GOAL OF THE EXERCISE.
Please work out how many lines in the material contain "edit" and give only that figure.

━━━ MATERIAL SUPPLIED

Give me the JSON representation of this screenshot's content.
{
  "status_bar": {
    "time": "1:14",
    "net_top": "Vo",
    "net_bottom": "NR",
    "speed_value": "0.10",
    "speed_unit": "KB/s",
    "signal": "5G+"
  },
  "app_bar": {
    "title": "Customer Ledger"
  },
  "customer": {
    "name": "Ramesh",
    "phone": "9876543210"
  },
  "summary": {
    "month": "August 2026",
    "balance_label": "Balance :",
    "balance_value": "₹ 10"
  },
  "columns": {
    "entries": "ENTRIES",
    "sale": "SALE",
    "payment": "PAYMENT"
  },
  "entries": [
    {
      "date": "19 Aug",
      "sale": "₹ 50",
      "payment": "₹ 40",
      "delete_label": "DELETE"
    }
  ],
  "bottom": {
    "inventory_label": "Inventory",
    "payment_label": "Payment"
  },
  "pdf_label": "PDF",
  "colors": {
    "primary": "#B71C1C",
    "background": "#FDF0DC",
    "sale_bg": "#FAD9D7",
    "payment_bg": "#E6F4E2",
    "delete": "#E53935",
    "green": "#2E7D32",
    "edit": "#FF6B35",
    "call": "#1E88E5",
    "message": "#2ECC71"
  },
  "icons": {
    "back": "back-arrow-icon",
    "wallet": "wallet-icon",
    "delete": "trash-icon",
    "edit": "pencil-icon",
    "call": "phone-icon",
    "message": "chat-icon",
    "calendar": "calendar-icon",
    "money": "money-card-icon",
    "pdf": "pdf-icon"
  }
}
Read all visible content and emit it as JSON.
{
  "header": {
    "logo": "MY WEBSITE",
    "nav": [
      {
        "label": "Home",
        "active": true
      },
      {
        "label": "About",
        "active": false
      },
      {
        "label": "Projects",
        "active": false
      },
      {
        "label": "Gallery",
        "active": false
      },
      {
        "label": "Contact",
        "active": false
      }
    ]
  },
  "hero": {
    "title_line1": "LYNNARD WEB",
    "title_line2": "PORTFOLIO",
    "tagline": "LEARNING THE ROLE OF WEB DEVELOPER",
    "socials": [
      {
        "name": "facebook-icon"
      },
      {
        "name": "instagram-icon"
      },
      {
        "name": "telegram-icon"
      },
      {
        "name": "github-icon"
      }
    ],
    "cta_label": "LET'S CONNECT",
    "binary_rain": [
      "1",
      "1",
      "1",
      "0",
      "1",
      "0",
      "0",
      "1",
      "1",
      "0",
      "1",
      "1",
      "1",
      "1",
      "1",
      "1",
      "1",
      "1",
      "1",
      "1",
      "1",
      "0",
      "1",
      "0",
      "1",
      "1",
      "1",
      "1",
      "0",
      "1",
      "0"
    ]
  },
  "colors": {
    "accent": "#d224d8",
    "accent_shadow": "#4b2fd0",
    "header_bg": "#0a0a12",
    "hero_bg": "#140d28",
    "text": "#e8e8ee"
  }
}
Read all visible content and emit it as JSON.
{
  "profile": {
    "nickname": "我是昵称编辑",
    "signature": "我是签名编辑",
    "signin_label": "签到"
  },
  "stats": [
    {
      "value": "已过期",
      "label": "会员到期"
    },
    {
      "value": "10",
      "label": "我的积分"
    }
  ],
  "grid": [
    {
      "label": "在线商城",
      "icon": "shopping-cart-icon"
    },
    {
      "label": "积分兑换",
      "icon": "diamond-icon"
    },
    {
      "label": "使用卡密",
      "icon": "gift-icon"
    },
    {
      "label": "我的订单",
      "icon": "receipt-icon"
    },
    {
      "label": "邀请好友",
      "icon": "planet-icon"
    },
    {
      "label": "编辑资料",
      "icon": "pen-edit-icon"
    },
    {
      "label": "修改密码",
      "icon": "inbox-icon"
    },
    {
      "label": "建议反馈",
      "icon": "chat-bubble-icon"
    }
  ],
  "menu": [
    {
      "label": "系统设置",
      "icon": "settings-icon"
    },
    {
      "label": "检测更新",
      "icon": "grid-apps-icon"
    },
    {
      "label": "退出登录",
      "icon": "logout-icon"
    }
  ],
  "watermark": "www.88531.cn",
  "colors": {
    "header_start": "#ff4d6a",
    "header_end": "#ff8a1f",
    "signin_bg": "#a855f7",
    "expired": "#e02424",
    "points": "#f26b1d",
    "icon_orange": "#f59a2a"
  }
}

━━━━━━

RESULT.
3